An editor for Prison Legal News has sued the sheriff’s department in Marshall County, Tenn. (pop. 30,883) because the sheriff refused to comply with a request for public records about practices at the local jail.
In addition to refusing to comply with the records request, the sheriff, Norman Dalton, ordered a background check on the editor, paid a visit to his home and contacted the Department of Homeland Security.
Dalton admitted as much in court testimony this week, reports area NBC affiliate WSMV.
The editor, Alex Friedmann, sought the public records for an article about allegations of misconduct and abuse in the local prison system.
“It included policies regarding medical care for inmates, the contract with the jail to provide phone services for inmates, the grievance procedure process for inmates who complain,” Friedmann told WSMV.
Friedmann claims that Dalton and his department snubbed the records request – and spied on him, and contacted a federal agency charged with preventing terrorism – to cover up misconduct.
“The Marshall County Sheriff’s office apparently doesn’t feel it has to comply with the law,” the inmate advocate told the NBC affiliate.
“I think that’s very alarming and very disturbing that a law enforcement officer can do a background check, and in this case actually drove in to check my residence in person just because I filed a public records request with his agency,” he added.
Friedmann also noted that the sheriff’s department repeatedly insisted that he must visit the sheriff’s office in person to obtain records — a condition, he says, which is not required by Tennessee’s Office of Open Records.
William Haywood, an attorney representing the rural sheriff, said Dalton had his reasons for spying on Friedmann and contacting federal agents.
“Like the sheriff said on the witness stand, if he is not personally familiar with the person requesting or knows that they are a resident, then he has a right – he has an obligation under the statute – to make sure they are a resident of the state of Tennessee,” Haywood told the station.
Haywood did not identify any statute suggesting that Sheriff Dalton should call Homeland Security because someone had requested prison records.
WSMV also interviewed a local bail bondsman, Mike Farrar, who alleged that the Marshall County jail regularly mistreats inmates.
“They feed them here just twice a day instead of three meals. They eat at 6 o’clock in the morning and 6 o’clock in the evening only. But they sell commissary here that the sheriff’s department gets commission off of,” Farrar said.

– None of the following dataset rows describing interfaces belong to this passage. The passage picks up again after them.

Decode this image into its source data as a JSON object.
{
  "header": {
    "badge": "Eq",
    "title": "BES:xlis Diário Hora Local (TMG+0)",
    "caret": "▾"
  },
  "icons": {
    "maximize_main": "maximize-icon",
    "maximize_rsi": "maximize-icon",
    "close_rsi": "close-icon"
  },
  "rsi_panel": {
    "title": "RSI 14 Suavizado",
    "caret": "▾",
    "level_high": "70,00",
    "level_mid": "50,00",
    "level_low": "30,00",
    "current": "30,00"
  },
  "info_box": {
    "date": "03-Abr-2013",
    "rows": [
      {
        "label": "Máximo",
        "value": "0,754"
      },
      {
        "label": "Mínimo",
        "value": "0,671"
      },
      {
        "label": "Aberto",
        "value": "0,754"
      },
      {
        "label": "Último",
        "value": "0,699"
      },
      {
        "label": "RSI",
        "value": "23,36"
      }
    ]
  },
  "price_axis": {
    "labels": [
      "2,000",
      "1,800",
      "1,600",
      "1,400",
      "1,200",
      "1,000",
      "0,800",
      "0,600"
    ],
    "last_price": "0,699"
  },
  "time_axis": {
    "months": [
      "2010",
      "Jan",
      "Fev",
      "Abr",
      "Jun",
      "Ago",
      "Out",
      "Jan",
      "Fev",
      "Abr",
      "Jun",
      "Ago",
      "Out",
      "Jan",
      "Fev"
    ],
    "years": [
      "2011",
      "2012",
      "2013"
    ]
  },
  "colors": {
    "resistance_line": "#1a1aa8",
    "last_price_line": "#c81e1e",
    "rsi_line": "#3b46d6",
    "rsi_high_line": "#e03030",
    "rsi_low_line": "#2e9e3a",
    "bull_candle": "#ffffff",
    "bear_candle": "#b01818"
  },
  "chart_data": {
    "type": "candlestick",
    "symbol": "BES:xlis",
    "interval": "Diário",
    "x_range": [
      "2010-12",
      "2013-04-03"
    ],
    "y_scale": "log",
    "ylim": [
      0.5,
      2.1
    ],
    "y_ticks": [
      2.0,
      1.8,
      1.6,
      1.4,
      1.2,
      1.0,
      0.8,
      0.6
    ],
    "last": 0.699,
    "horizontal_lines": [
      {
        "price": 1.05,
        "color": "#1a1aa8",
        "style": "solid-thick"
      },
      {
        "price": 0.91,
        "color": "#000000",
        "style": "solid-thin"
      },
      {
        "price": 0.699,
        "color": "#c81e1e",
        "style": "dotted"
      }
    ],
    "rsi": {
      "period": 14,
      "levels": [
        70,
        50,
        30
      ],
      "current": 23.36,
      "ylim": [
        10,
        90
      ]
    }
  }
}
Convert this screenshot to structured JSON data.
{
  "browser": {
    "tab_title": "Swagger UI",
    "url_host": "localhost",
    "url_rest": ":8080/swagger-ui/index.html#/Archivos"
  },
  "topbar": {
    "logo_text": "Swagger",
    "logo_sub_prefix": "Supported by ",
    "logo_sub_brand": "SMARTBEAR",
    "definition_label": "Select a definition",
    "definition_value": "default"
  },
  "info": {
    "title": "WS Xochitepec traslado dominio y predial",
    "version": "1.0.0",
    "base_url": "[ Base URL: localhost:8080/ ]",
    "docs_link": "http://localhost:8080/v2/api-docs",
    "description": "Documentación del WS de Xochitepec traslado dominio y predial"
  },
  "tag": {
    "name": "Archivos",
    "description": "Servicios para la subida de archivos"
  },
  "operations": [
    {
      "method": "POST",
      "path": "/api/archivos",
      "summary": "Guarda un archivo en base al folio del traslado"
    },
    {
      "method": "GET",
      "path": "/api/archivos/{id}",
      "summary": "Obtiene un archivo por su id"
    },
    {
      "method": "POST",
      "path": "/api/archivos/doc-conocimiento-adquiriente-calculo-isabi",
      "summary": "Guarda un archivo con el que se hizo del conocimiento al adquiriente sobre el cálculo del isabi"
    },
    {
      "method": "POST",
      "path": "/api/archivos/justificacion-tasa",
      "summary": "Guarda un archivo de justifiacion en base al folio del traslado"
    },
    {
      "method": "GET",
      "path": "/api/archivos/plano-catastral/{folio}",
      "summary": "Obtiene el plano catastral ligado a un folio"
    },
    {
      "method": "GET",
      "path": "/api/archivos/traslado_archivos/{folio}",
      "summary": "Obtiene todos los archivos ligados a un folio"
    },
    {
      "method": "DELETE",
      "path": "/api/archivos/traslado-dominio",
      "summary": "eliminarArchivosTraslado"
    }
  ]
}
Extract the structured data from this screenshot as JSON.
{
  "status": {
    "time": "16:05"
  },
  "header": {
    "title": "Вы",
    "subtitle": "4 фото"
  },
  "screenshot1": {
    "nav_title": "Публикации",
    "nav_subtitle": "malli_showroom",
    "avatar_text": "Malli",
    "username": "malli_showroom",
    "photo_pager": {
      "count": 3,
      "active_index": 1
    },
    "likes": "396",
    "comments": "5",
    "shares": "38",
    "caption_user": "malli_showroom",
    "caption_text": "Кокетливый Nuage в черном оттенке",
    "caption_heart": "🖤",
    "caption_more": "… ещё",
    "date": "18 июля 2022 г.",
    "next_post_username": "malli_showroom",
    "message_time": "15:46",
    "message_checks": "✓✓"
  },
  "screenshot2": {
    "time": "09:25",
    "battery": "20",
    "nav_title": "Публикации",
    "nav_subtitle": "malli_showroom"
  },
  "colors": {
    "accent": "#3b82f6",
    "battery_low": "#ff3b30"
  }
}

After the court hearing, Sheriff Dalton graciously indicated that he now believes that Friedmann has a right to obtain the records he has tried so hard not to release. The sheriff also said he hopes the judge in the case rules against him and forces the release of the records.
A written ruling is expected soon.
Prison Legal News, founded in 1990, reports on civil litigation by inmates around the country and a wealth of other issues including prison conditions, prison rape, prison slave labor and prisoner medical treatment.
Friedmann began working for the nonprofit watchdog group after he completed a 10-year prison sentence of his own for armed robbery, attempted aggravated robbery and attempted murder, according to Mother Jones.